Percolation and Cascades in Interdependent Networks
Raissa D'Souza University of California, Davis; External Professor, Santa Fe Institute
Abstract: Collections of networks are at the core of modern society, spanning technological, biological and social systems. Over the past decade a science of networks has been emerging and providing insights into the structure and function of many diverse types of systems, such as protein-interactions in a cell, collaboration networks of scientists, and the World Wide Web. Random graphs provide a framework for modeling network phenomena, especially phase transitions, such as the sudden emergence of large-scale connectivity. This talk will give an overview and present a variant of the classic Erdos-Renyi model of network formation (using the power of two choices), showing that we can alter the location and also the nature of the phase transition, making for an explosive onset of connectivity.
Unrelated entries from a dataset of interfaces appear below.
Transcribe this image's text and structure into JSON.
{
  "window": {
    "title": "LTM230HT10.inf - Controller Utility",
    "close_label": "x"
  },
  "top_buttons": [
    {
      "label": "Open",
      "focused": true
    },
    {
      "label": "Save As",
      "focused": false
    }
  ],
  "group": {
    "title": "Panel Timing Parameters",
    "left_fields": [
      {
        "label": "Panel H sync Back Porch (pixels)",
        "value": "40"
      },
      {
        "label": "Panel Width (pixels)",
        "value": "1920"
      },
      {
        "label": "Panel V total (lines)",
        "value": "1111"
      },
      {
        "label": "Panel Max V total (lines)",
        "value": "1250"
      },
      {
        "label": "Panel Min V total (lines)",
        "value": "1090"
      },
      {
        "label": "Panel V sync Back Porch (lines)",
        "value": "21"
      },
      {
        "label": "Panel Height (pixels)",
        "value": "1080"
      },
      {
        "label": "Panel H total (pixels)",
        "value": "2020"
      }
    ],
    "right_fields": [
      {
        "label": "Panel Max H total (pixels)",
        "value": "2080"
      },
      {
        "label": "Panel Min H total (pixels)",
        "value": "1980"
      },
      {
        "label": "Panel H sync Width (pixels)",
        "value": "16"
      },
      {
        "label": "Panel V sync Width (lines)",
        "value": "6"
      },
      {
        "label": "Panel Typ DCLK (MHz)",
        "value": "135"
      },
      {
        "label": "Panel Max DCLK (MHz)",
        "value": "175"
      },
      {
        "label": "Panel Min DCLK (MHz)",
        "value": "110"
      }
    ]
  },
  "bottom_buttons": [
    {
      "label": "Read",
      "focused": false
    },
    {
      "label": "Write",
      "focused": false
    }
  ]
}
We also develop random graph models of interacting networks, motivated by the fact that individual networks are increasingly interdependent (e.g., the Internet and the power grid, globalization of financial markets). We show that interactions between different types of networks can actually lower critical thresholds and provide stabilizing effects with respect to cascades.
SFI Host: Cris Moore